Song Review: Scotty McCreery, “This Is It”

It’s an appropriate title, but I wish this song was more “This is it!” and less “this is it?”

With the 24-second clock about to expire on his career, Scotty McCreery threw up a desperation three hoping to get just “Five More Minutes.” The shot hit nothing but net, and McCreery earned himself a No. 1 hit, a new album (Seasons Change), and a new record deal with Triple Tigers Records. Now, he’s returning to the radio with “This Is It,” and while it’s a decent track as it is, it’s also a very safe play, and it feels like McCreery’s team missed an opportunity to capitalize on his momentum and take this song to the next level.

In terms of the production, there isn’t a whole lot to talk about, regardless of what you’re referring to. After the opening (out of place) siren synth, the mix boils down to a pair of guitars (a bright electric carrying the melody and an acoustic filling it the gaps behind it) and a restrained drum set. Energy and momentum seem to be in short supply as well, and while the mix does a nice job establishing a relaxed, positive atmosphere that supports the writing well enough, there isn’t enough power or emotion here to drive the point home. When the lyrics raise the stakes and transition from a mountain view to wedding bells, the production doesn’t rise up to meet the challenge, and makes what could have been a poignant moment feel “meh” instead. It’s a good effort that carries some emotional weight and keeps the focus on the writing and the characters, but I can’t help but feel like a great effort would have really pushed this song over the top.
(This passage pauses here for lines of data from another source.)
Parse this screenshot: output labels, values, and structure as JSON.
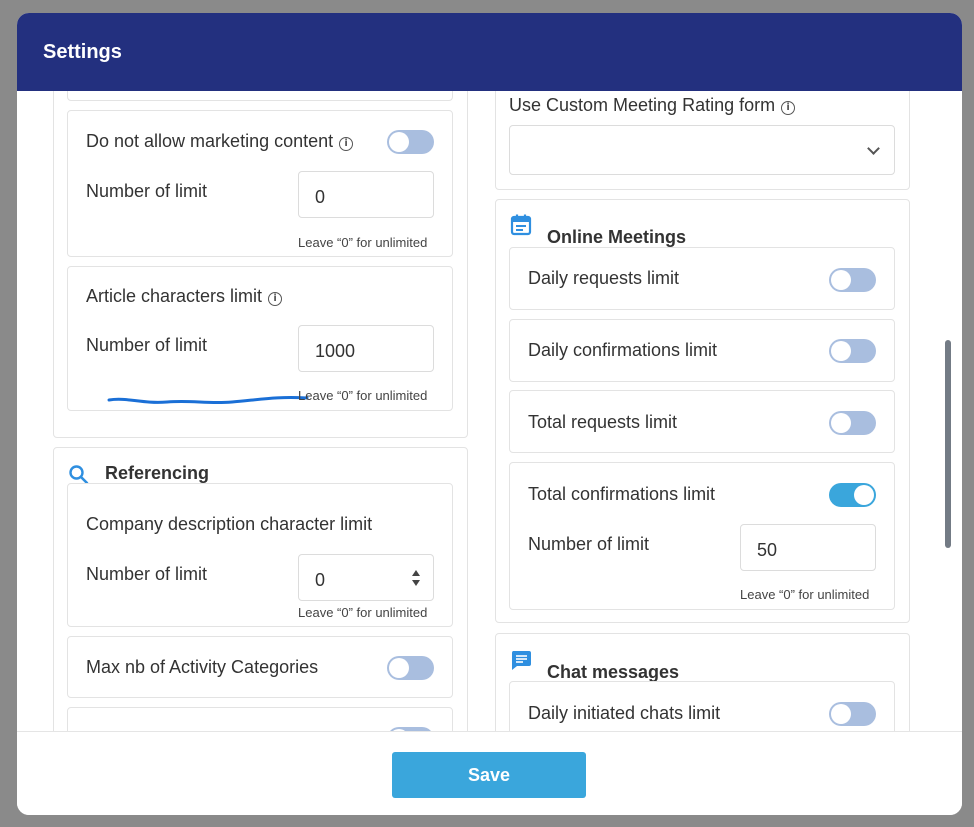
{
  "modal": {
    "title": "Settings"
  },
  "left": {
    "marketing": {
      "label": "Do not allow marketing content",
      "toggle_on": false,
      "limit_label": "Number of limit",
      "limit_value": "0",
      "hint": "Leave “0” for unlimited"
    },
    "article": {
      "label": "Article characters limit",
      "limit_label": "Number of limit",
      "limit_value": "1000",
      "hint": "Leave “0” for unlimited"
    },
    "referencing": {
      "title": "Referencing",
      "icon": "search-icon",
      "company_desc": {
        "label": "Company description character limit",
        "limit_label": "Number of limit",
        "limit_value": "0",
        "hint": "Leave “0” for unlimited"
      },
      "activity": {
        "label": "Max nb of Activity Categories",
        "toggle_on": false
      }
    }
  },
  "right": {
    "rating": {
      "label": "Use Custom Meeting Rating form",
      "selected": ""
    },
    "online_meetings": {
      "title": "Online Meetings",
      "icon": "calendar-icon",
      "items": [
        {
          "label": "Daily requests limit",
          "toggle_on": false
        },
        {
          "label": "Daily confirmations limit",
          "toggle_on": false
        },
        {
          "label": "Total requests limit",
          "toggle_on": false
        },
        {
          "label": "Total confirmations limit",
          "toggle_on": true
        }
      ],
      "total_conf": {
        "limit_label": "Number of limit",
        "limit_value": "50",
        "hint": "Leave “0” for unlimited"
      }
    },
    "chat": {
      "title": "Chat messages",
      "icon": "chat-icon",
      "items": [
        {
          "label": "Daily initiated chats limit",
          "toggle_on": false
        }
      ]
    }
  },
  "footer": {
    "save_label": "Save"
  },
  "colors": {
    "header": "#23307f",
    "accent": "#3aa6dc",
    "toggle_off": "#a9bedf",
    "annotation": "#1a6fd6"
  }
}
Similarly, McCreery’s biggest sin here is that he just makes it look so darn easy. He’s got great tone, great range, and a ton of charm, but his delivery is so smooth and consistent that as the story progresses and moves towards the climax, he doesn’t bring enough power and emotion to the table to keep up. As a result, he sounds like he’s on auto-pilot through the second half of the track, and the song doesn’t feel as sincere as it should. I’ve heard enough from McCreery to know he has the skill and ability to deliver what’s missing from this performance, but just like Chris Young did on “Losin’ Sleep,” McCreery obediently sticks to the same substandard tone as the production, turning what could have been a moving performance into one that’s just okay.

The lyrics start by sort of setting the scene for a mountaintop wedding proposal, and talk about how the moment the narrator and their partner have both been waiting for is now upon them. (I say “sort of setting” because the lyrics make the bizarre decision to explicitly not describe the view, which is fine for someone who’s standing there and can just open their eyes, but not so much for someone who’s listening to the song on the freeway and really needs the narrator to provide more details.) It’s not a terribly novel tale, but it’s got a fair amount of charm and cuteness to it, even when the song makes the sudden, jarring transition to the couple’s wedding day at the end. Of the song’s three major components, the writing is the only one that tries to ramp up the energy and emotion by providing some context for the scene and talk about the buildup that’s been happening by the scenes. By relying on emotion rather than novelty or cleverness, however, the lyrics needs to have the other players step up to the plate and set the proper mood so that the lyrics can push through and really move its audience to feel something. Here, however, the production and vocals only make a halfhearted effort to keep up, and the listener is only kinda-sorta moved as a result.

“This Is It” gives off a strong odor of wasted potential to me. It’s a decent song as it is, and people will probably enjoy it, but it would have been much more moving and impactful (and could have been a no-brainer wedding-playlist song) if the production and vocals had done more to keep up with the lyrics. It’s a slight regression from “Five More Minutes,” and Scotty McCreery has learned the hard way that you’re only as good as your last single. If this is really it, I’ll guess I’ll take it, but man, this could’ve been so much more.

Rating: 6/10. Even in its current state, it’s worth a spin or two.